* anytime when visibly soiled; and


* minimally on a monthly basis when a surface barrier is routinely used under the bag; or


* minimally on a weekly basis for the exterior surfaces, when a surface barrier is not routinely placed under the bag (McGoldrick, 2018).



The antimicrobial protection in the fabric is built-in during the manufacturing process and will not wash off during cleaning or wear away during use. Refer to McGoldrick (2017) for information on protecting the external surfaces of the nursing bag through the use of surface barriers.


Embedded antimicrobials in textiles used in nursing bags is one component of a multipronged approach to consider to prevent the transmission of pathogenic organisms and prevent infections in home care and hospice patients.




Bakunas-Kenneley I., Madigan E. A. (2009). Infection prevention and control in home health care: The nurse's bag. American Journal of Infection Control, 37(8), 687-688. [Context Link]


Environmental Protection Agency. (2000, March 6). Pesticide Registration (PR) Notice 2000 - 1*. Notice to Manufacturers, Formulators, Producers and Registrants of Pesticide Products. Retrieved from[Context Link]


Environmental Protection Agency. (2010). What are Antimicrobial Pesticides? Washington, DC: U.S. Environmental Protection Agency, Office of Prevention, Pesticides, and Toxic Substances, Office of Pesticide Programs, U.S. Government Printing Office. [Context Link]


McGoldrick M. (2017). Best practices for home care "Bag Technique" and the use of surface barriers. Home Healthcare Now, 35(9), 478-484. [Context Link]


McGoldrick M. (2018). Cleaning and disinfection. In Home Care Infection Prevention and Control Program. Saint Simons Island, GA: Home Health Systems. [Context Link]


Microban International A. (2018). Frequently asked questions about antimicrobials, definitions & more. Retrieved from[Context Link]


Microban International B. (2018). Antimicrobial additives: Fabric treatment. Retrieved from


Otter J. A., Yezli S., Salkeld J. A., French G. L. (2013). Evidence that contaminated surfaces contribute to the transmission of hospital pathogens and an overview of strategies to address contaminated surfaces in hospital settings.

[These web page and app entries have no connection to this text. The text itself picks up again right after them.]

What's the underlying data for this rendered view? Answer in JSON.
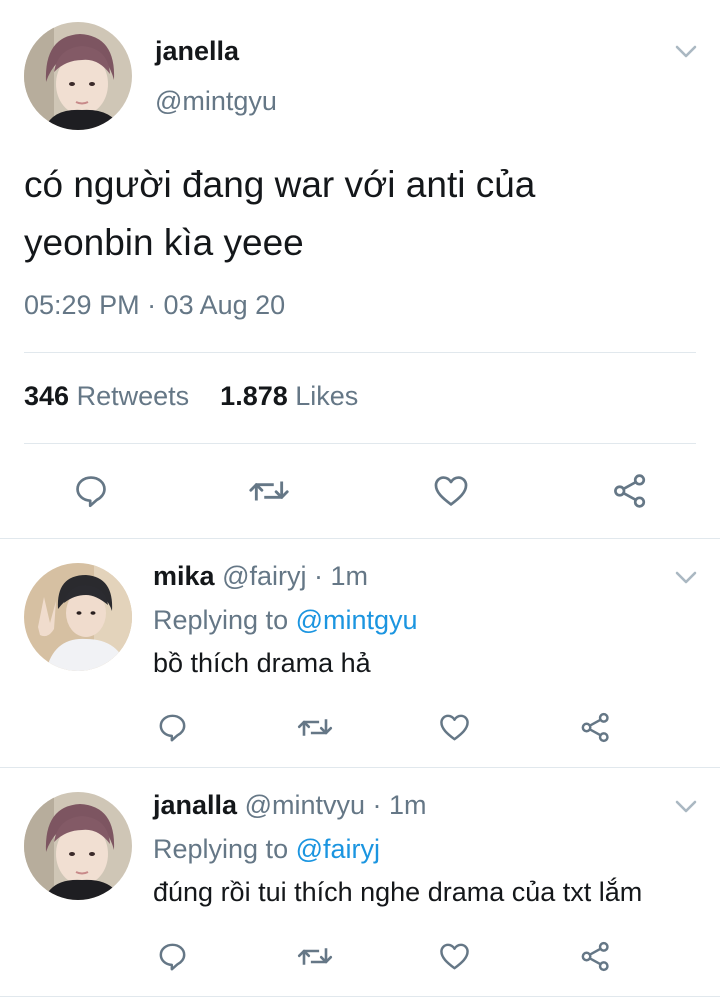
{
  "main_tweet": {
    "display_name": "janella",
    "handle": "@mintgyu",
    "text_line1": "có người đang war với anti của",
    "text_line2": "yeonbin kìa yeee",
    "timestamp": "05:29 PM · 03 Aug 20",
    "retweets_count": "346",
    "retweets_label": "Retweets",
    "likes_count": "1.878",
    "likes_label": "Likes"
  },
  "replies": [
    {
      "display_name": "mika",
      "handle": "@fairyj",
      "time": "· 1m",
      "replying_prefix": "Replying to",
      "replying_to": "@mintgyu",
      "text": "bồ thích drama hả"
    },
    {
      "display_name": "janalla",
      "handle": "@mintvyu",
      "time": "· 1m",
      "replying_prefix": "Replying to",
      "replying_to": "@fairyj",
      "text": "đúng rồi tui thích nghe drama của txt lắm"
    }
  ],
  "icons": [
    "chevron-down-icon",
    "reply-icon",
    "retweet-icon",
    "like-icon",
    "share-icon"
  ],
  "colors": {
    "text": "#14171a",
    "muted": "#657786",
    "link": "#1b95e0",
    "divider": "#e1e8ed"
  }
}
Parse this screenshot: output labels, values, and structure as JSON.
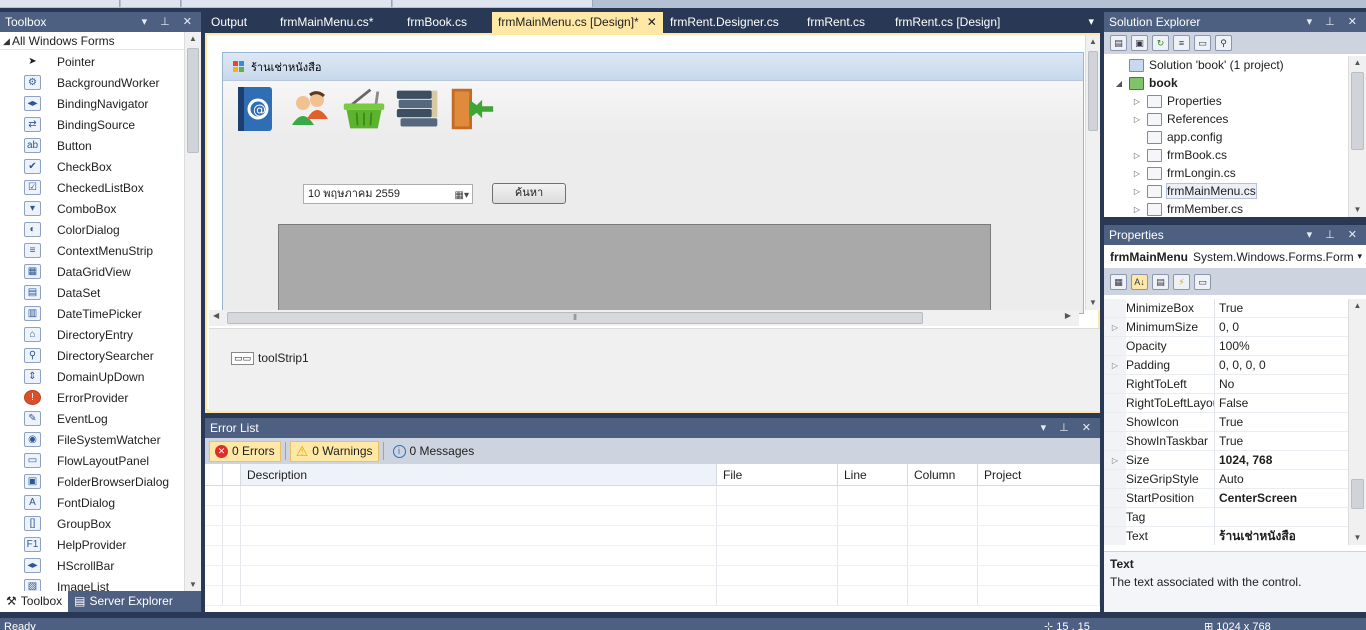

American Journal of Infection Control, 41(5 Suppl.), S6-S11. [Context Link]